We all lie, minimize, exaggerate and avoid confrontation to spare or protect peoples feelings. Stephanie Ericsson once wrote that the bald face lie doesn’t toy with perceptions- it argues with them. It doesn’t try to refashion reality, it tries to refute it. So are lies told to protect people rather than hurt people? Does dishonesty ever come in handy, or is it prevention of moving forward in life? Unless its a tabloid on Brangelina, Elle, Vogue or the latest Cosmopolitan magazine, your probably very unlikely to spot me reading. Excluding English assignments and sparknotes.
Stephanie Ericsson was indeed an English assignment. I am constantly wondering why people lie. After living in Manhattan for over a year, and meeting multiple promoters who all claim to be attending NYU, i have learnt that lying is second nature. Unless your a pro con artist or Sherlock Holmes, the truth will always (somehow) emerge. Once that happens you pretty much have a new fashion statement, of the word liar stapled to the front of your head.

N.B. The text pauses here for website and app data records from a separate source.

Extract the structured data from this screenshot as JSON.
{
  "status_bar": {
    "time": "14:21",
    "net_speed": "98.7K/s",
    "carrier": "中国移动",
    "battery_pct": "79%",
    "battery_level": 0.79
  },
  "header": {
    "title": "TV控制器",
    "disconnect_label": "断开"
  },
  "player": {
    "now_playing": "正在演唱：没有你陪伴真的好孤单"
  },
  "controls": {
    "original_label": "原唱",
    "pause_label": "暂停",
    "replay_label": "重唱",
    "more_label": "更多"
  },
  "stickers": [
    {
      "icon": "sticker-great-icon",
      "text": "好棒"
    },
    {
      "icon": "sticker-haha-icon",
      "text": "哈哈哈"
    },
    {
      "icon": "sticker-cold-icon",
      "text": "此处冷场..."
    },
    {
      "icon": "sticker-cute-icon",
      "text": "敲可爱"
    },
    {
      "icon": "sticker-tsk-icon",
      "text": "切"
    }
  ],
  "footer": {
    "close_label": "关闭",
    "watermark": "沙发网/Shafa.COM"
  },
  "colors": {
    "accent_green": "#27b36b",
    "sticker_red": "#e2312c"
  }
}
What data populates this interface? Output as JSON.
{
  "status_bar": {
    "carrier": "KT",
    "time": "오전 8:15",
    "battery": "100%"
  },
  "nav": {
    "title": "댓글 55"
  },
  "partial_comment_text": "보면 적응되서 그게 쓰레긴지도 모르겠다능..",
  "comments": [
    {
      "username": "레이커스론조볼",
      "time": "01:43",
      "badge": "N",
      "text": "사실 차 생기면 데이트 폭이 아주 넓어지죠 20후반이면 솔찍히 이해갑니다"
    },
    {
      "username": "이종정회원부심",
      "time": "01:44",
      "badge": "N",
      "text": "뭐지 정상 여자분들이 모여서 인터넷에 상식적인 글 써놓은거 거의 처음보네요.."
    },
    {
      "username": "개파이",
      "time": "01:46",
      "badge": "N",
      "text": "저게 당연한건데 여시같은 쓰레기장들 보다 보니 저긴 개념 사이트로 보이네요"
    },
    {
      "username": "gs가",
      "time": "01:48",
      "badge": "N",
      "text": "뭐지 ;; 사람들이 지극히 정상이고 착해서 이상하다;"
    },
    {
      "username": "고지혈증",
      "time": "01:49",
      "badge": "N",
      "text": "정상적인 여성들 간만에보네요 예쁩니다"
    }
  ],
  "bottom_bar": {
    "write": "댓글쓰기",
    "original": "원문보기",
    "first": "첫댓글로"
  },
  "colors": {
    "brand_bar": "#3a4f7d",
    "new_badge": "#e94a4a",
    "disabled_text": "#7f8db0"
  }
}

They always say that a tiger can not change it's stripes, or a leopard can not change it's spots. So can a liar change his or her habits? I once met a guy that was so critical of everything and so brutally honest...that he had to come up with a lie, to defend himself. He told me (and no this is not a joke) that the reason he was so honest, was because the left side of his brain was overactive.
Confusing? yes. Gullible? no.